Tax Planning for U.S. Operations of Foreign-Owned Enterprises

This column discusses the key organizational, operational, and repatriation tax issues of foreign-owned U.S. enterprises. We start from the assumption that the foreign corporation is entitled to the benefits available under a U.S. income tax treaty (the tax treaty).

by Leonard Schneidman, JD, and Andrew M. Bernard Jr., CPA Dec 20, 2019, 13:26 PM

Pennsylvania CPA Journal

This column discusses the key organizational, operational, and repatriation tax issues of foreign-owned U.S. enterprises. We start from the assumption that the foreign corporation is entitled to the benefits available under a U.S. income tax treaty (the tax treaty).

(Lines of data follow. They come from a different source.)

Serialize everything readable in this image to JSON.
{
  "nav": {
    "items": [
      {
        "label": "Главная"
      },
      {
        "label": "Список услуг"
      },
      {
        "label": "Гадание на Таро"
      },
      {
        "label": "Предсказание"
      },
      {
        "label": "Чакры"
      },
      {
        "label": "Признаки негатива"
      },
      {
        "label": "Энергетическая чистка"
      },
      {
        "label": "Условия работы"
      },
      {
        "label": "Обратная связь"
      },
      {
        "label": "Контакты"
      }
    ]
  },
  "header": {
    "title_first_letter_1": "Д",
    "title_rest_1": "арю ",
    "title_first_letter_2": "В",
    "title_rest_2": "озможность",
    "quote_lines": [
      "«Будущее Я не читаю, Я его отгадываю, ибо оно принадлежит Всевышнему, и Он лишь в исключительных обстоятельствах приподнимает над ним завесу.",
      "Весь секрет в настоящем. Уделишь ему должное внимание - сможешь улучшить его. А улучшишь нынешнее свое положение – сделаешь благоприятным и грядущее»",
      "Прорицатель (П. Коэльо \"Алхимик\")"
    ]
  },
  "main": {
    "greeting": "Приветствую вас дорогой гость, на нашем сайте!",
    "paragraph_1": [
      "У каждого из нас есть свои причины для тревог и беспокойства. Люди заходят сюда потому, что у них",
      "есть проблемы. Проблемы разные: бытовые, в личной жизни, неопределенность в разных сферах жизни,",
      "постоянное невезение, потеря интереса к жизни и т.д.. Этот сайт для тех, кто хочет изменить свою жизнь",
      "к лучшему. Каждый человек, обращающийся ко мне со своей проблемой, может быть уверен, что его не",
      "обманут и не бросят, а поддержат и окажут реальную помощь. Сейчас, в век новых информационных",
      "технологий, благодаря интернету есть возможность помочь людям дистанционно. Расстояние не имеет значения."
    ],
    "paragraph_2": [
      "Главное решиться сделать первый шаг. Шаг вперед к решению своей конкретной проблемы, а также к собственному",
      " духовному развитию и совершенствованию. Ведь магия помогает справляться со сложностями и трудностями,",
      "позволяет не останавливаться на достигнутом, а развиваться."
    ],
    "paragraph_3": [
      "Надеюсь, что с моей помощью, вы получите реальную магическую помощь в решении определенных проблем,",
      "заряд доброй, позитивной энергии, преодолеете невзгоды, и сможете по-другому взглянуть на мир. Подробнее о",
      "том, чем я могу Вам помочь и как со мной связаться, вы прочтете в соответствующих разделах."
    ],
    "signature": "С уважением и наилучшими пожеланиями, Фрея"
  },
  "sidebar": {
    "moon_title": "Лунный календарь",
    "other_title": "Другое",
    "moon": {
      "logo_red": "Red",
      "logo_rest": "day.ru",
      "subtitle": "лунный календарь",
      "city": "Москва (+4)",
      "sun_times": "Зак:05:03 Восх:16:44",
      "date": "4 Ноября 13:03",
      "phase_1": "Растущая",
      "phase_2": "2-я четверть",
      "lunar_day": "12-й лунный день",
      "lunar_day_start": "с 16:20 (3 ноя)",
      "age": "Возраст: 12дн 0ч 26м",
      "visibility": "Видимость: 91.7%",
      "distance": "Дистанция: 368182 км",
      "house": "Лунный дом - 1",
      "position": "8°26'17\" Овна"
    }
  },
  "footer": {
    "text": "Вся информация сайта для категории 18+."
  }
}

There are three possible choices for the organizational form of the U.S. operation of a foreign-owned company:

  • Subsidiary
  • Branch
  • Partnership or LLC

The choice depends on the nature of the business and the scale of the intended operations.

The formation of a corporate subsidiary is not a taxable event. However, a subsidiary will pay both U.S. federal and state income taxes on its income. Dividends paid by the subsidiary are subject to U.S. withholding tax reduced by the tax treaty, but dividend payments are not deductible by the subsidiary. Use of a subsidiary generally avoids any engagement in a U.S. trade or business by the foreign parent. The transactions between a subsidiary and its parent are generally subject to arms-length transfer pricing rules.

A branch is an extension of the parent company’s home office. The foreign parent is taxable on income effectively connected with the U.S. trade or business conducted by the branch. Under the tax treaty, tax is limited to income attributable to the parent’s “permanent establishment” (branch office). In addition to regular corporate income tax, operating through a branch triggers the possible application of a branch profits tax. The tax treaty, however, reduces the branch profits tax rate.

A partnership is not subject to tax. Its partners, however, are considered to be engaged in the partnership’s business and are taxed on their allocable share of the partnership’s effectively connected income. A corporate partner is also subject to the branch profits tax on its allocable income.

For both U.S. branches and partnerships, failure by the taxpayer to timely file a U.S. tax return will lead to the loss of otherwise available tax deductions. In addition, failure to file the proper IRS forms can result in significant penalties.

It is generally better to fund U.S. direct investment via debt rather than equity:

  • Interest is deductible, whereas dividends are not.
  • Debt can be repaid tax-free.
  • The tax treaty reduces withholding tax on interest.

Despite the tax stakes, there are no statutory rules distinguishing debt from equity. Case law has established a number: documentation, fixed maturity date, thin or adequate capitalization, and credit-worthiness (though not one is conclusive).

Even if an investment is properly characterized as debt, there are limitations on the deduction of interest.

  • No interest deduction for accrued, but unpaid, interest paid to a related foreign entity unless the interest is currently includable in the income of the foreign recipient.
  • Earnings-stripping rules can defer the deduction of interest paid on related-party loans in certain instances when the issuer has a debt-to-equity ratio that exceeds 1.5 to 1.
  • Earnings-stripping rules can apply to third-party loans if a treaty reduces the withholding tax imposed on interest and the loan is guaranteed by a related foreign person.

There is typically a choice between using U.S. employees or foreign employees. For the foreign employee, the issue is whether continued employment will give rise to U.S. tax residence (and tax on worldwide income). U.S. tax residence is determined under the “substantial presence” (day count) or green-card tests. For the foreign parent, the presence of its employees in the U.S. raises the possibility that their activities will give rise to a U.S. trade or business attributed to the parent.

Profits can be repatriated to the foreign parent in a number of ways:

  • Dividends
  • Interest
  • Royalties
  • Income on inbound sales

Royalty payments are often a tax-efficient means to extract profits from the U.S. enterprise. Treaties typically reduce withholding tax on royalties to zero. Often the business activity contemplated is the sale of inventory products by the foreign parent to U.S. customers, i.e., inbound sales. Planning techniques are available to divide the total profit to be realized on the sale so as to minimize the income attributable to the U.S. affiliate. It is critical that the activities of the foreign parent do not constitute engaging in a U.S. trade or business through a permanent establishment, directly or through agency. So long as the parent company does not have a permanent establishment in the United States, it will not be subject to U.S. tax on gain from the sale of its inventory or the shares of its subsidiary.

A liquidation is treated as if the subsidiary sold its assets at fair market value, thus subjecting any asset appreciation to U.S. tax. The distribution of the assets to the foreign parent, however, is tax-free.

Leonard Schneidman, JD, is managing director for Andersen Tax in Boston. He can be reached at

Andrew M. Bernard Jr., CPA, is managing director for Andersen Tax in Philadelphia and a member of the Pennsylvania CPA Journal Editorial Board. He can be reached at